Vowels are speech sounds that (a) do not involve an obstruction or near obstruction to an egressive airflow through the oral cavity (thus unlike obstruent consonants) and (b) constitute a syllabic nucleus (thus unlike sonorant consonants). However, this description combines phonetic characteristics (Part 1) with phonological ones (Part 2). Therefore, some researchers prefer to use the term vocoid (as opposed to contoid) for the purely phonetic definition and vowel for the phonological one. Thus, [j] would be a vocoid, but not a vowel, while syllabic nasals would arguably be contoids phonetically (as they involve a complete obstruction in the oral cavity) pbut phonologically vowels. In this entry, however, we retain the traditional term vowel to cover speech sounds that meet both points (a) and ...

  • Loading...
locked icon

Sign in to access this content

Get a 30 day FREE TRIAL

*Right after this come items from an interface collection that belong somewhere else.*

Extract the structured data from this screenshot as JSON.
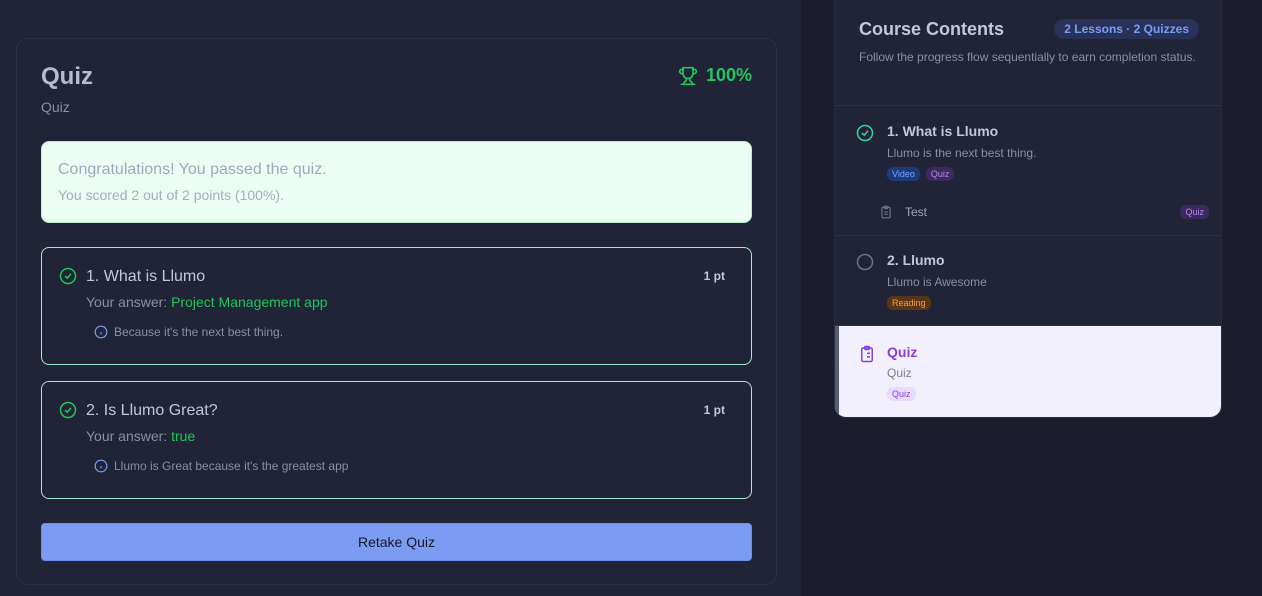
{
  "quiz": {
    "title": "Quiz",
    "subtitle": "Quiz",
    "score": "100%",
    "success_title": "Congratulations! You passed the quiz.",
    "success_text": "You scored 2 out of 2 points (100%).",
    "answer_prefix": "Your answer: ",
    "questions": [
      {
        "title": "1. What is Llumo",
        "points": "1 pt",
        "answer": "Project Management app",
        "explanation": "Because it's the next best thing."
      },
      {
        "title": "2. Is Llumo Great?",
        "points": "1 pt",
        "answer": "true",
        "explanation": "Llumo is Great because it's the greatest app"
      }
    ],
    "retake_label": "Retake Quiz"
  },
  "contents": {
    "title": "Course Contents",
    "badge": "2 Lessons · 2 Quizzes",
    "description": "Follow the progress flow sequentially to earn completion status.",
    "lessons": [
      {
        "title": "1. What is Llumo",
        "description": "Llumo is the next best thing.",
        "tags": [
          "Video",
          "Quiz"
        ],
        "sub_item": {
          "label": "Test",
          "tag": "Quiz"
        }
      },
      {
        "title": "2. Llumo",
        "description": "Llumo is Awesome",
        "tags": [
          "Reading"
        ]
      }
    ],
    "active": {
      "title": "Quiz",
      "description": "Quiz",
      "tag": "Quiz"
    }
  },
  "colors": {
    "success": "#22c55e",
    "primary": "#7c9cf4",
    "quiz_accent": "#8b3fd9"
  }
}
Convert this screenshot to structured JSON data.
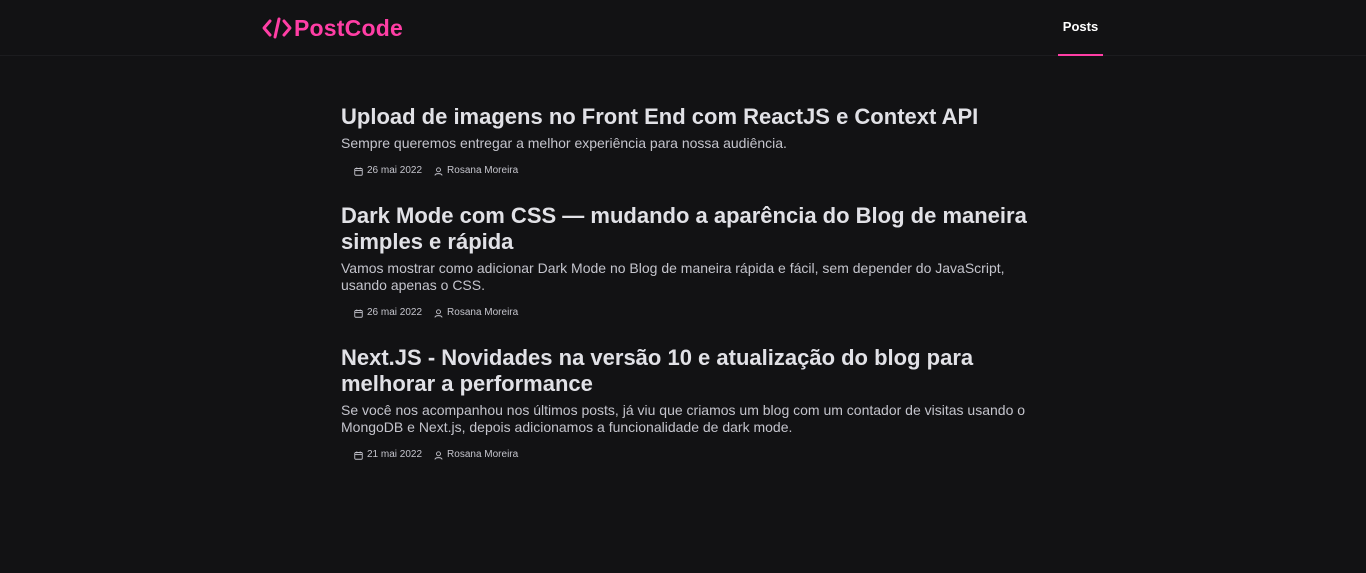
{
  "header": {
    "logo_text": "PostCode",
    "logo_icon": "code-brackets-icon",
    "accent_color": "#ff3ea5",
    "nav": [
      {
        "label": "Posts",
        "active": true
      }
    ]
  },
  "posts": [
    {
      "title": "Upload de imagens no Front End com ReactJS e Context API",
      "excerpt": "Sempre queremos entregar a melhor experiência para nossa audiência.",
      "date": "26 mai 2022",
      "author": "Rosana Moreira"
    },
    {
      "title": "Dark Mode com CSS — mudando a aparência do Blog de maneira simples e rápida",
      "excerpt": "Vamos mostrar como adicionar Dark Mode no Blog de maneira rápida e fácil, sem depender do JavaScript, usando apenas o CSS.",
      "date": "26 mai 2022",
      "author": "Rosana Moreira"
    },
    {
      "title": "Next.JS - Novidades na versão 10 e atualização do blog para melhorar a performance",
      "excerpt": "Se você nos acompanhou nos últimos posts, já viu que criamos um blog com um contador de visitas usando o MongoDB e Next.js, depois adicionamos a funcionalidade de dark mode.",
      "date": "21 mai 2022",
      "author": "Rosana Moreira"
    }
  ],
  "icons": {
    "date": "calendar-icon",
    "author": "user-icon"
  }
}
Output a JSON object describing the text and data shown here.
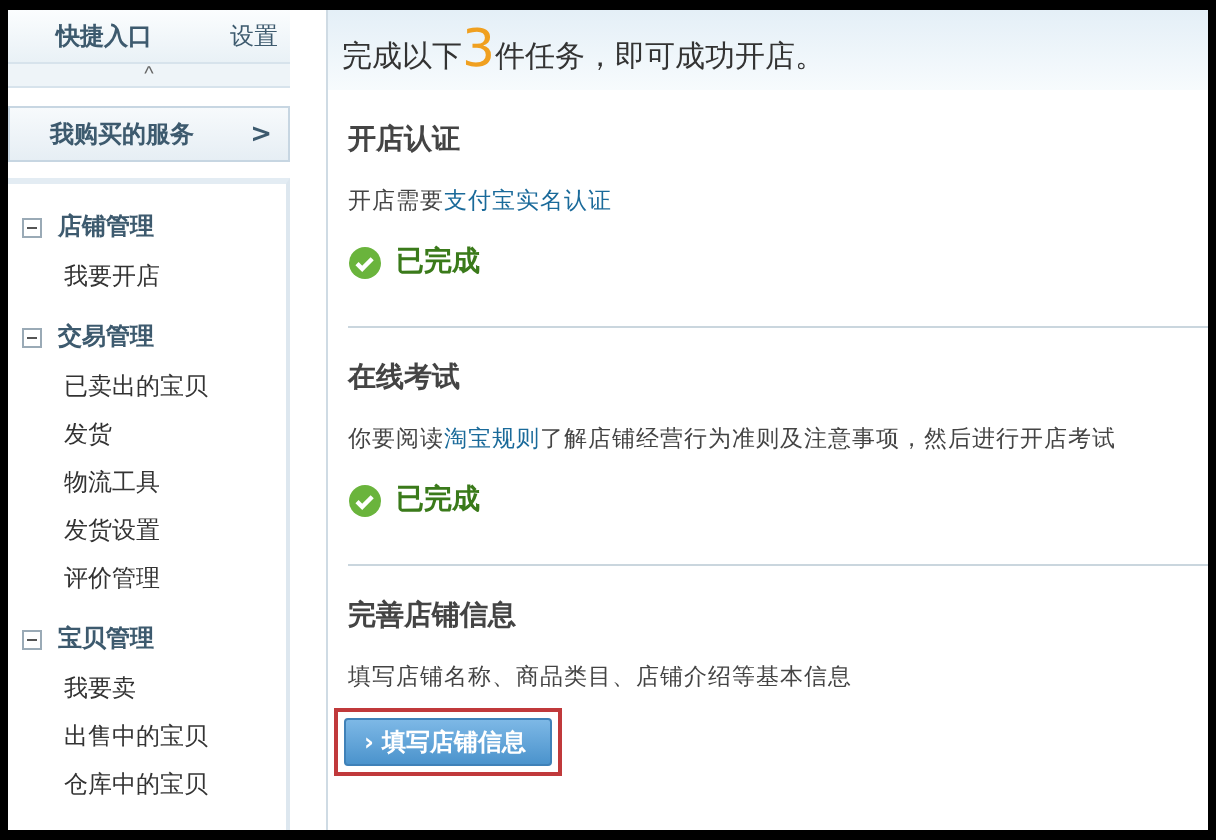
{
  "sidebar": {
    "quick_title": "快捷入口",
    "settings_link": "设置",
    "collapse_arrow": "^",
    "service_link": {
      "label": "我购买的服务",
      "arrow": ">"
    },
    "groups": [
      {
        "title": "店铺管理",
        "expanded": true,
        "items": [
          "我要开店"
        ]
      },
      {
        "title": "交易管理",
        "expanded": true,
        "items": [
          "已卖出的宝贝",
          "发货",
          "物流工具",
          "发货设置",
          "评价管理"
        ]
      },
      {
        "title": "宝贝管理",
        "expanded": true,
        "items": [
          "我要卖",
          "出售中的宝贝",
          "仓库中的宝贝"
        ]
      }
    ]
  },
  "headline": {
    "before": "完成以下",
    "count": "3",
    "after": "件任务，即可成功开店。"
  },
  "tasks": [
    {
      "title": "开店认证",
      "text_before": "开店需要",
      "link": "支付宝实名认证",
      "done": true,
      "status": "已完成"
    },
    {
      "title": "在线考试",
      "text_before": "你要阅读",
      "link": "淘宝规则",
      "text_after": "了解店铺经营行为准则及注意事项，然后进行开店考试",
      "done": true,
      "status": "已完成"
    },
    {
      "title": "完善店铺信息",
      "text_before": "填写店铺名称、商品类目、店铺介绍等基本信息",
      "done": false,
      "button": {
        "arrow": "›",
        "label": "填写店铺信息",
        "highlighted": true
      }
    }
  ]
}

  • Watch videos from a variety of sources bringing classroom topics to life
  • Read modern, diverse business cases
  • Explore hundreds of books and reference titles